A: The first year is for design. It includes thinking about what matters most to your population and what you want to accomplish, then big, system-level changes you want to test, as well as recruiting and onboarding participating clinical sites, and finally setting up your data system for continuous monthly reporting. In the second year, you will start to run a multi-site collaborative improvement network. [The current version of the Anderson Center Learning Health System Network Model is attached to this post.] We want each of the networks to learn how to do that. In our experience, from the time you bring sites together to the time you would see a change in outcomes is about two years, although you would probably see improvement in process measures sooner. Networks who have gone through this process will be available to help you!
Q: Will each network build its own version of an LHS network?
A: Each network needs to put together its own version of the LHS Network Model. We think about 80% of running a LHS network is similar; and we will be providing tools and you can customize. For example, any agenda for a community learning session would be very similar. And with regard to quality improvement training, we don’t want anybody to have to reinvent how to do it; we have many resources to share with you.
Q: How can PPRNs who are not selected for the pilot continue to participate?
A: Everyone is invited to our Community Learning Sessions twice a year. And we will probably continue to host webinars to share our learning.
Q: Who will be available for coaching?
A: In the Breakthrough Series collaborative model, we call all stakeholders in a network – patients, caregivers, clinicians, researchers – “Faculty.” In addition to the Core team on the Office Hours calls, there will be a good mix of faculty experts available to coach you. We will be sharing a list of faculty and their bios with you in the coming months.

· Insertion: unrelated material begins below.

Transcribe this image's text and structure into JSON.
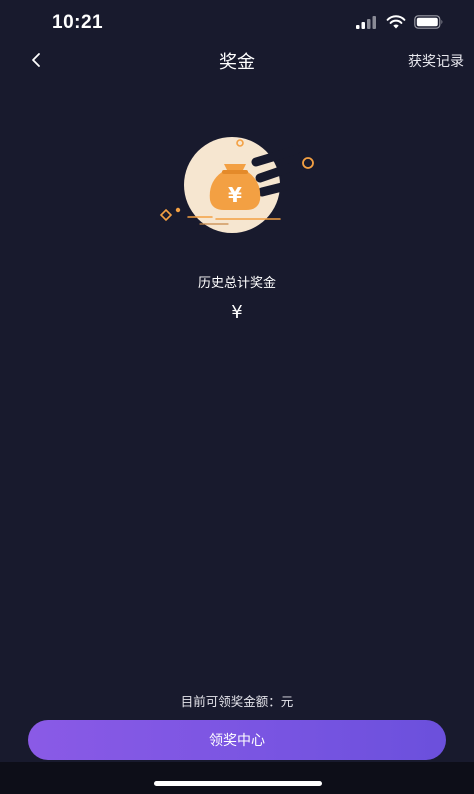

Q: Are there any examples of partnerships among learning networks, especially in rare diseases? Do they have systems and processes that they can share with us?
A: Yes, we are starting to see similarities among rare disease networks and opportunities for problem solving. We can follow up with your network individually. We encourage cooperation with other groups, just because of the complexity of the infrastructure.